Usually when relating to films in Hollywood, a sequel is often times a step in the wrong direction with more hype and less ability to perform. Thankfully, when mixing with a master of production like Madlib and the gravely-voiced rhymer Freddie Gibbs, ascension is the only way up.
Their second collaborative effort inscribed Bandana is a continuation of this legendary team-up. The two are so concurrent in their careers and still have influence through just their merit alone. As the Carl Weathers and Arnold Schwarzenegger-esque performances begin to flex their muscle through their musical background, Bandana becomes a clear indication of how the chemistry between rhymer and producer is more essential than ever.
Madlib created one of the greatest records of all time with Madvillainy, then to see him harnessing different energies to fit the more rugged and cutthroat styles of Freddie Gibbs is incredible. He is an adaptable combatant that challenges Gibbs just as much as he lifts him up with his production. The beat switches are constant, creating different tempos that attack Gibbs and almost create a game of mental sparring.
Gibbs instead rides the beats as if he was a cowboy with two six-shooters and a heavy hand of iron. He stands tall against the dynamic music and is able to form a tight grasp that blasts bullet holes through the production. Each face-off here is a balance of talent and tension where tracks “Fake Names” or “Giannis” has a dynamite bass and boom-bap styles. Gibbs uses his modern vocal approach to formation, almost as if he was a rap chameleon that changes shapes and colors to fit better into Madlib’s production.
The features from Pusha T, Killer Mike, Black Thought, Yasiin Bey, and Anderson .Paak are all these necessary additions that sometimes can be as much as a sprawling verse or a simple hook or chorus. In Anderson .Paak’s performance, his feature sticks out as his vocal style mixes so well with “Giannis” production and is an absolute treasure on the track. His soulful voice conflicts with Gibbs and illustrates a real dichotomy in vocal stance.
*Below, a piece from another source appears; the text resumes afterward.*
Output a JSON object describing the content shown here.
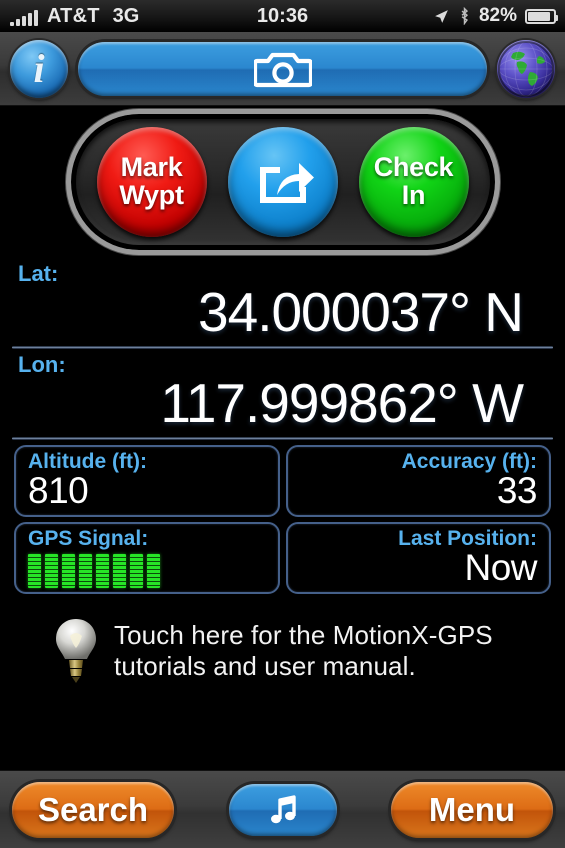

Not many of the tracks on Bandana are going to turn the club up, instead, Freddie Gibbs and Madlib are these urban cowboys that create an emotional attachment to being an outlaw. Each track sculpts them higher and higher until they seem to be rhyming and creating on the clouds, no longer the gunslingers that started in the mud.